GV315 Half Unit
Voting and Elections in Developing Democracies
This information is for the 2019/20 session.
Dr Ryan Jablonski
This course is available on the BSc in Government, BSc in Government and Economics, BSc in Government and History, BSc in Philosophy, Politics and Economics, BSc in Politics, BSc in Politics and Economics, BSc in Politics and History, BSc in Politics and International Relations and BSc in Politics and Philosophy. This course is not available as an outside option nor to General Course students.
The course is capped at two groups. The deadline for enrolments is 12:00 noon on Friday 4 October 2019.
Government students should have completed GV101 Introduction to Political Science or equivalent.
Most governments in the developing world have adopted electoral institutions, many in the last few decades. However, these institutions vary considerably in their ability hold politicians accountable. Emergent democracies are frequently plagued by violence, fraud, corruption, weak accountability, and clientelism. This seminar is a discussion of the nature of electoral institutions in developing democracies, with a particular focus on the causes and consequences of these ills. Among other things, we will seek answers to the following questions: Why do governments adopt electoral institutions, but then fail to permit free and fair voting? When and why do governments use fraud and violence to win elections? What has been the impact of development aid, election monitoring and democracy assistance on elections and democratization? To answer these questions we will draw on an emerging political science literature on these issues, as well as several case studies.
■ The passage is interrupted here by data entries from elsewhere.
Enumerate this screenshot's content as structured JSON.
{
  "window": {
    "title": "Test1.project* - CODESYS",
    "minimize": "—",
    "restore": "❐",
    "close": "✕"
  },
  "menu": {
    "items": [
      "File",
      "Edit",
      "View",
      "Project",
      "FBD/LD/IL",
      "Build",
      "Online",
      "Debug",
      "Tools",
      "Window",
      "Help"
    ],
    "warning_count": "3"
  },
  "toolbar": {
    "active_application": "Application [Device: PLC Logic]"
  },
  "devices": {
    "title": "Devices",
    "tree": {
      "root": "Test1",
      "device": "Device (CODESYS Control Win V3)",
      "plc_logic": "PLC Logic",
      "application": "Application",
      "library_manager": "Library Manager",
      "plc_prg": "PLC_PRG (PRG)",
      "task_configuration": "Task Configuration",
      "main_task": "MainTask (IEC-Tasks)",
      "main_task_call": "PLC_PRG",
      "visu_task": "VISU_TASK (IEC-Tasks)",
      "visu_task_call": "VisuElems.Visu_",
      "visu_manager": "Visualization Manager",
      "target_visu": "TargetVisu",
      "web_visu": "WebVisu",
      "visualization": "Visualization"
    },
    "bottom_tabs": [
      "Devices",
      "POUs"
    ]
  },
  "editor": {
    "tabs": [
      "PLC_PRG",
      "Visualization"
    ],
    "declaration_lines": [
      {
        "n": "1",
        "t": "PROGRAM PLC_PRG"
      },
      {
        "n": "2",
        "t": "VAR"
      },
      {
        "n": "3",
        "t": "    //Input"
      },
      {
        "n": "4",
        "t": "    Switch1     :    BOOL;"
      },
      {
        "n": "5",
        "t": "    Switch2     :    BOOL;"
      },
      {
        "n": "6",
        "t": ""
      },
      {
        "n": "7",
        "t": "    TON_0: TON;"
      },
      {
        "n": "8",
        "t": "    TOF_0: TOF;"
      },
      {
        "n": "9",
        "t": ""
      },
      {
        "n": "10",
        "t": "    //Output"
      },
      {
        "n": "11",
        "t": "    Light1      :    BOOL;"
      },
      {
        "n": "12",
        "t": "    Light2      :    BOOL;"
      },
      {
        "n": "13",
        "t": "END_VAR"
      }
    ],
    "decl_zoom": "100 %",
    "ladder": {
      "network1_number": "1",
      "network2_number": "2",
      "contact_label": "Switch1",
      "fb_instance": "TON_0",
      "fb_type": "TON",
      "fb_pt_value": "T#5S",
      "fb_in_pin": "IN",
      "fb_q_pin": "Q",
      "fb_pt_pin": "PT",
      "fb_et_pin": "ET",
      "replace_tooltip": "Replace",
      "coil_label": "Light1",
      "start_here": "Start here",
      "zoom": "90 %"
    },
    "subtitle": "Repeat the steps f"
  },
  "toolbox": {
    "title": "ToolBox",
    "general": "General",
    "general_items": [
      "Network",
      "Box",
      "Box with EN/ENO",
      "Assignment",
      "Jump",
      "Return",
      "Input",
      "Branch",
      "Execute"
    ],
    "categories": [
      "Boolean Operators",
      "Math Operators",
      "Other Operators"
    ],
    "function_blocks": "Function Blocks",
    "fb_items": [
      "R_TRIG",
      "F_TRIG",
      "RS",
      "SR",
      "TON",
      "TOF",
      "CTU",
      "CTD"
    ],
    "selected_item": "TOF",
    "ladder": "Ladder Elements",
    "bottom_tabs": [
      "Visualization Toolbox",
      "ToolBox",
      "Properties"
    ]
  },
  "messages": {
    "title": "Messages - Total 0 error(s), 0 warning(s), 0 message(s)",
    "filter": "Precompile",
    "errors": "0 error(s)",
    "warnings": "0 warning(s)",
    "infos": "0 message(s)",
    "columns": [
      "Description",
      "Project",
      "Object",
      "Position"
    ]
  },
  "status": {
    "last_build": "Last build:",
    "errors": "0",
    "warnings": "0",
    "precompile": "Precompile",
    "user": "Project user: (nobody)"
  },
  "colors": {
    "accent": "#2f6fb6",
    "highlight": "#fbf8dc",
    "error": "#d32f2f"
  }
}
Students are expected to be active participants in this course, and will participate in several class debates and writing exercises.
15 hours of lectures and 10 hours of classes in the LT.
Each session will begin with a lecture, followed by a discussion and – in the latter half of the course – presentations by one or more students.
There will be a Reading Week in Week 6 of LT.
Students will be expected to produce 1 essay of 1,000 words in the LT.
Stokes, Susan C., et al. Brokers, Voters, and Clientelism: the puzzle of distributive politics. Cambridge University Press, 2013.
Wantchekon, Leonard. 2003. “Clientelism and Voting Behavior: Evidence from a Field Experiment in Benin.” World Politics 55, no. 3: 399-422.
Zakaria, F. 1997. The Rise of Illiberal Democracy. Foreign Affairs 76: 22-43.
Bratton, Michael, and Nicholas Van de Walle. Democratic experiments in Africa: Regime transitions in comparative perspective. Cambridge University Press, 1997.
Hafner-Burton, Emilie M., Susan D. Hyde, and Ryan S. Jablonski. "When Do Governments Resort to Election Violence?" British Journal of Political Science 44.01 (2014): 149-179.
Weitz-Shapiro, Rebecca. "What wins votes: Why some politicians opt out of clientelism." American Journal of Political Science 56.3 (2012): 568-583.
Essay (90%, 4000 words) in the ST.
Presentation (10%) in the LT.
Total students 2018/19: Unavailable
Average class size 2018/19: Unavailable
Capped 2018/19: No
Value: Half Unit
Personal development skills
- Team working
- Problem solving